The “gateway to San Francisco,” also known as the Embarcadero Ferry Building, looks a little different this month.
That’s because the beautiful metal gates that separate the Ferry Building’s stalls from the market’s main walkway are decorated with vibrant red and gold fans, tapestries, and lanterns provided by shops from San Francisco’s historic Chinatown. It’s part of a collaboration between the Ferry Building and the nonprofit San Francisco Community Business Resource (SFCBR) to remind San Franscicans of the importance of supporting local small businesses. Every Saturday and Sunday throughout the month of March, a variety of Chinatown merchants are setting up shop to both broaden their own clientele and bring more shoppers to the Ferry Building. It’s a win-win for everyone involved.
“A friend of mine, Myron Lee, shared that he was raising money for Chinatown’s single room occupancy (SRO) families with young children, through the San Francisco Community Business Resource, who were giving out hundreds of traditional Chinese New Year meals that were ordered from struggling restaurants in Chinatown,” says Ferry Building Property Manager Lin Wu of how the partnership started. “Our Ferry Building team was inspired to showcase small businesses from Chinatown in the marketplace on Saturdays and Sundays to remind people of the richness of San Francisco’s neighborhood shops and how vital it is to support them.”
Featured merchants include the Chinatown Kite Shop, Golden Gate Fortune Cookie Factory, Dragon Papa Candy, and China Live. That means Ferry Building customers can order authentic Chinese food, desserts, and beautiful handcrafted toys all under one roof. The merchants are some of San Francisco’s most popular tourist destinations: Golden Gate Fortune Cookie Factory, for example, has been wowing travelers from around the world with their handmade cookies since 1962.
San Francisco’s Chinatown has taken a tremendous economic blow in the last year. Many businesses depend on foot traffic, which has decreased immensely city-wide. Many businesses are also cash-only, or not technologically resourced enough to provide socially distant curbside pick-up or delivery options. As a well-known tourist destination, a lack of travelers hit Chinatown businesses’ bottom line, too. Increased xenophobia and violence targeting San Francisco’s East Asian community, especially since the start of 2021, hasn’t made things any easier.

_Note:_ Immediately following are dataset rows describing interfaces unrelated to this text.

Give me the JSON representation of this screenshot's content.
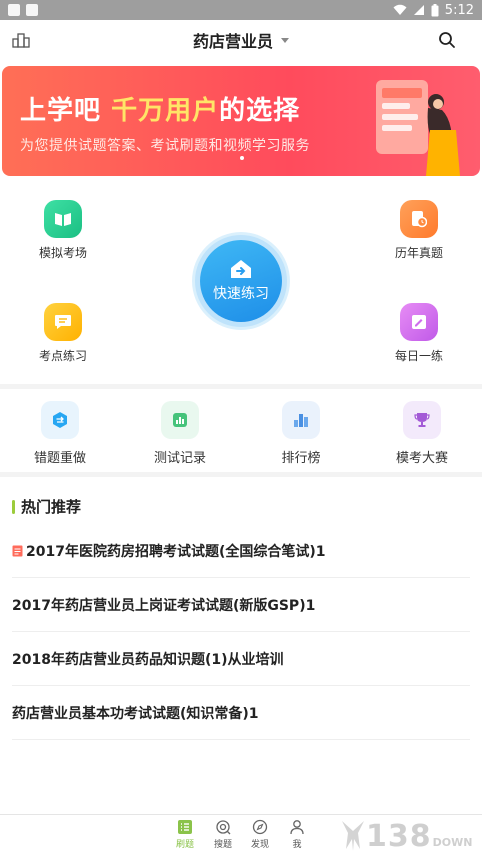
{
  "status_bar": {
    "time": "5:12"
  },
  "header": {
    "title": "药店营业员"
  },
  "banner": {
    "title_part1": "上学吧 ",
    "title_highlight": "千万用户",
    "title_part2": "的选择",
    "subtitle": "为您提供试题答案、考试刷题和视频学习服务"
  },
  "practice_grid": {
    "mock_exam": "模拟考场",
    "past_papers": "历年真题",
    "quick_practice": "快速练习",
    "key_points": "考点练习",
    "daily_practice": "每日一练"
  },
  "tools": [
    {
      "label": "错题重做",
      "icon": "redo-icon",
      "color": "#27a6f2"
    },
    {
      "label": "测试记录",
      "icon": "record-icon",
      "color": "#46c37b"
    },
    {
      "label": "排行榜",
      "icon": "ranking-icon",
      "color": "#4a90e2"
    },
    {
      "label": "模考大赛",
      "icon": "trophy-icon",
      "color": "#a35ad6"
    }
  ],
  "hot": {
    "title": "热门推荐",
    "items": [
      "2017年医院药房招聘考试试题(全国综合笔试)1",
      "2017年药店营业员上岗证考试试题(新版GSP)1",
      "2018年药店营业员药品知识题(1)从业培训",
      "药店营业员基本功考试试题(知识常备)1"
    ]
  },
  "tabbar": {
    "items": [
      {
        "label": "刷题",
        "icon": "practice-icon",
        "active": true
      },
      {
        "label": "搜题",
        "icon": "search-question-icon",
        "active": false
      },
      {
        "label": "发现",
        "icon": "compass-icon",
        "active": false
      },
      {
        "label": "我",
        "icon": "user-icon",
        "active": false
      }
    ]
  },
  "watermark": {
    "big": "138",
    "small": "DOWN"
  }
}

San Francisco Community Business Resources, however, has been doing their part to help this neighborhood, and others, stay afloat. The organization is an offshoot of the Northeast Community Federal Credit Union, which provides funding and facilitates collaboration between small businesses and nonprofits with mutual interests. They helped establish BeChinatown, which has held several community events such as a COVID-safe “Christmas in Chinatown’ event in December where people dressed up, arranged children’s gift giveaways, and even took photos with Mr. and Mrs. Claus. For a neighborhood that’s seen such hardship during the pandemic, it’s community events like this that keep spirits high.
“We really want to thank the people from all walks of life who have been supporting us with their passion,” says Golden Gate Fortune Cookie owner Kevin Chan. “In San Francisco, we have so many different cultures, and when things happen we connect and unite. I got that from the very beginning: it’s not just me, it’s not just my brand, but also all the people here that work together and help each other,” he says. Having survived multiple recessions, it’s this community spirit that has allowed his business to survive for almost 60 years.

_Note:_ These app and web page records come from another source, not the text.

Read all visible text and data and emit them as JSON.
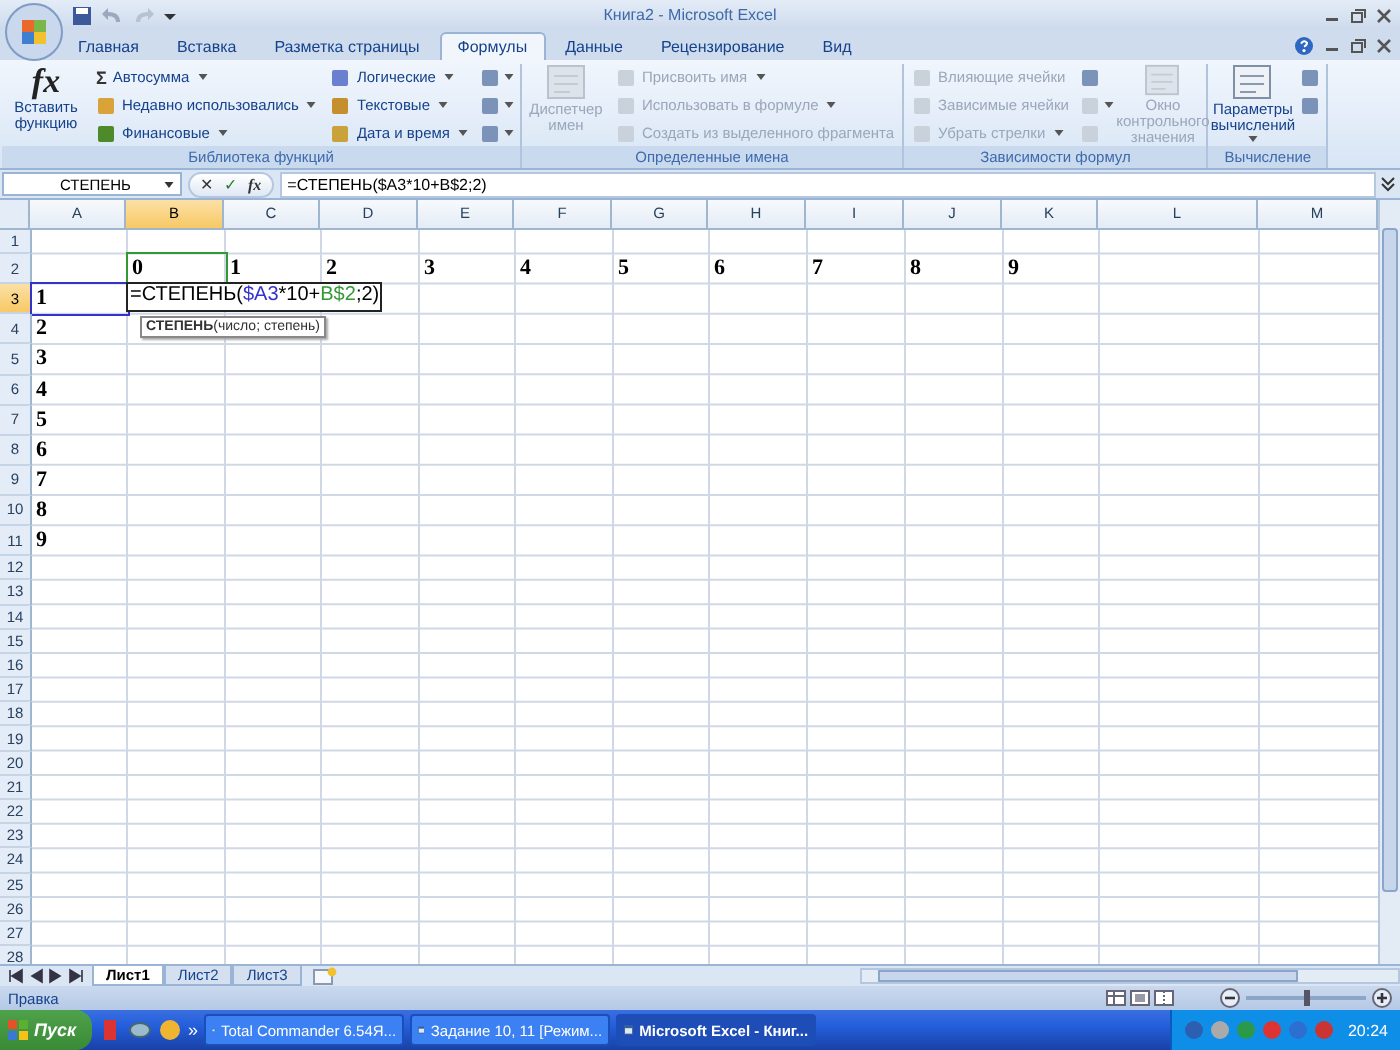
{
  "window": {
    "title": "Книга2 - Microsoft Excel"
  },
  "tabs": [
    {
      "label": "Главная",
      "selected": false
    },
    {
      "label": "Вставка",
      "selected": false
    },
    {
      "label": "Разметка страницы",
      "selected": false
    },
    {
      "label": "Формулы",
      "selected": true
    },
    {
      "label": "Данные",
      "selected": false
    },
    {
      "label": "Рецензирование",
      "selected": false
    },
    {
      "label": "Вид",
      "selected": false
    }
  ],
  "ribbon_groups": [
    {
      "title": "Библиотека функций",
      "items": [
        {
          "kind": "large",
          "glyph": "fx",
          "label": "Вставить функцию",
          "disabled": false,
          "menu": false
        },
        {
          "kind": "small",
          "glyph": "Σ",
          "label": "Автосумма",
          "disabled": false,
          "menu": true
        },
        {
          "kind": "small",
          "label": "Недавно использовались",
          "disabled": false,
          "menu": true
        },
        {
          "kind": "small",
          "label": "Финансовые",
          "disabled": false,
          "menu": true
        },
        {
          "kind": "small",
          "label": "Логические",
          "disabled": false,
          "menu": true
        },
        {
          "kind": "small",
          "label": "Текстовые",
          "disabled": false,
          "menu": true
        },
        {
          "kind": "small",
          "label": "Дата и время",
          "disabled": false,
          "menu": true
        },
        {
          "kind": "icon",
          "disabled": false,
          "menu": true
        },
        {
          "kind": "icon",
          "disabled": false,
          "menu": true
        },
        {
          "kind": "icon",
          "disabled": false,
          "menu": true
        }
      ]
    },
    {
      "title": "Определенные имена",
      "items": [
        {
          "kind": "large",
          "label": "Диспетчер имен",
          "disabled": true,
          "menu": false
        },
        {
          "kind": "small",
          "label": "Присвоить имя",
          "disabled": true,
          "menu": true
        },
        {
          "kind": "small",
          "label": "Использовать в формуле",
          "disabled": true,
          "menu": true
        },
        {
          "kind": "small",
          "label": "Создать из выделенного фрагмента",
          "disabled": true,
          "menu": false
        }
      ]
    },
    {
      "title": "Зависимости формул",
      "items": [
        {
          "kind": "small",
          "label": "Влияющие ячейки",
          "disabled": true,
          "menu": false
        },
        {
          "kind": "small",
          "label": "Зависимые ячейки",
          "disabled": true,
          "menu": false
        },
        {
          "kind": "small",
          "label": "Убрать стрелки",
          "disabled": true,
          "menu": true
        },
        {
          "kind": "icon",
          "disabled": false,
          "menu": false
        },
        {
          "kind": "icon",
          "disabled": true,
          "menu": true
        },
        {
          "kind": "icon",
          "disabled": true,
          "menu": false
        },
        {
          "kind": "large",
          "label": "Окно контрольного значения",
          "disabled": true,
          "menu": false
        }
      ]
    },
    {
      "title": "Вычисление",
      "items": [
        {
          "kind": "large",
          "label": "Параметры вычислений",
          "disabled": false,
          "menu": true
        },
        {
          "kind": "icon",
          "disabled": false,
          "menu": false
        },
        {
          "kind": "icon",
          "disabled": false,
          "menu": false
        }
      ]
    }
  ],
  "formula_bar": {
    "name_box": "СТЕПЕНЬ",
    "cancel": "✕",
    "enter": "✓",
    "fx": "fx",
    "value": "=СТЕПЕНЬ($A3*10+B$2;2)"
  },
  "columns": [
    {
      "label": "A",
      "selected": false
    },
    {
      "label": "B",
      "selected": true
    },
    {
      "label": "C",
      "selected": false
    },
    {
      "label": "D",
      "selected": false
    },
    {
      "label": "E",
      "selected": false
    },
    {
      "label": "F",
      "selected": false
    },
    {
      "label": "G",
      "selected": false
    },
    {
      "label": "H",
      "selected": false
    },
    {
      "label": "I",
      "selected": false
    },
    {
      "label": "J",
      "selected": false
    },
    {
      "label": "K",
      "selected": false
    },
    {
      "label": "L",
      "selected": false
    },
    {
      "label": "M",
      "selected": false
    }
  ],
  "rows": [
    {
      "header": "1",
      "selected": false
    },
    {
      "header": "2",
      "selected": false,
      "cells": [
        null,
        {
          "kind": "text",
          "text": "0",
          "color": "#339933"
        },
        {
          "kind": "text",
          "text": "1"
        },
        {
          "kind": "text",
          "text": "2"
        },
        {
          "kind": "text",
          "text": "3"
        },
        {
          "kind": "text",
          "text": "4"
        },
        {
          "kind": "text",
          "text": "5"
        },
        {
          "kind": "text",
          "text": "6"
        },
        {
          "kind": "text",
          "text": "7"
        },
        {
          "kind": "text",
          "text": "8"
        },
        {
          "kind": "text",
          "text": "9"
        }
      ]
    },
    {
      "header": "3",
      "selected": true,
      "cells": [
        {
          "kind": "text",
          "text": "1",
          "color": "#3333cc"
        },
        {
          "kind": "formula",
          "parts": [
            {
              "text": "=СТЕПЕНЬ(",
              "color": "#000000"
            },
            {
              "text": "$A3",
              "color": "#3333cc"
            },
            {
              "text": "*10+",
              "color": "#000000"
            },
            {
              "text": "B$2",
              "color": "#339933"
            },
            {
              "text": ";2)",
              "color": "#000000"
            }
          ],
          "tooltip": "**СТЕПЕНЬ**(число; степень)"
        }
      ]
    },
    {
      "header": "4",
      "selected": false,
      "cells": [
        {
          "kind": "text",
          "text": "2"
        }
      ]
    },
    {
      "header": "5",
      "selected": false,
      "cells": [
        {
          "kind": "text",
          "text": "3"
        }
      ]
    },
    {
      "header": "6",
      "selected": false,
      "cells": [
        {
          "kind": "text",
          "text": "4"
        }
      ]
    },
    {
      "header": "7",
      "selected": false,
      "cells": [
        {
          "kind": "text",
          "text": "5"
        }
      ]
    },
    {
      "header": "8",
      "selected": false,
      "cells": [
        {
          "kind": "text",
          "text": "6"
        }
      ]
    },
    {
      "header": "9",
      "selected": false,
      "cells": [
        {
          "kind": "text",
          "text": "7"
        }
      ]
    },
    {
      "header": "10",
      "selected": false,
      "cells": [
        {
          "kind": "text",
          "text": "8"
        }
      ]
    },
    {
      "header": "11",
      "selected": false,
      "cells": [
        {
          "kind": "text",
          "text": "9"
        }
      ]
    },
    {
      "header": "12",
      "selected": false
    },
    {
      "header": "13",
      "selected": false
    },
    {
      "header": "14",
      "selected": false
    },
    {
      "header": "15",
      "selected": false
    },
    {
      "header": "16",
      "selected": false
    },
    {
      "header": "17",
      "selected": false
    },
    {
      "header": "18",
      "selected": false
    },
    {
      "header": "19",
      "selected": false
    },
    {
      "header": "20",
      "selected": false
    },
    {
      "header": "21",
      "selected": false
    },
    {
      "header": "22",
      "selected": false
    },
    {
      "header": "23",
      "selected": false
    },
    {
      "header": "24",
      "selected": false
    },
    {
      "header": "25",
      "selected": false
    },
    {
      "header": "26",
      "selected": false
    },
    {
      "header": "27",
      "selected": false
    },
    {
      "header": "28",
      "selected": false
    }
  ],
  "sheet_tabs": [
    {
      "label": "Лист1",
      "selected": true
    },
    {
      "label": "Лист2",
      "selected": false
    },
    {
      "label": "Лист3",
      "selected": false
    }
  ],
  "status_bar": {
    "mode": "Правка",
    "zoom": {
      "level": 0.5
    }
  },
  "taskbar": {
    "start": "Пуск",
    "more": "»",
    "tasks": [
      {
        "label": "Total Commander 6.54Я...",
        "selected": false
      },
      {
        "label": "Задание 10, 11 [Режим...",
        "selected": false
      },
      {
        "label": "Microsoft Excel - Книг...",
        "selected": true
      }
    ],
    "clock": "20:24"
  }
}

Chinatown merchants will be selling their wares at the Ferry Building from 8 a.m. to 3 p.m. every Saturday and Sunday for the month of March. Customers are recommended to check the building’s Instagram, @ferrybuilding, for the latest updates.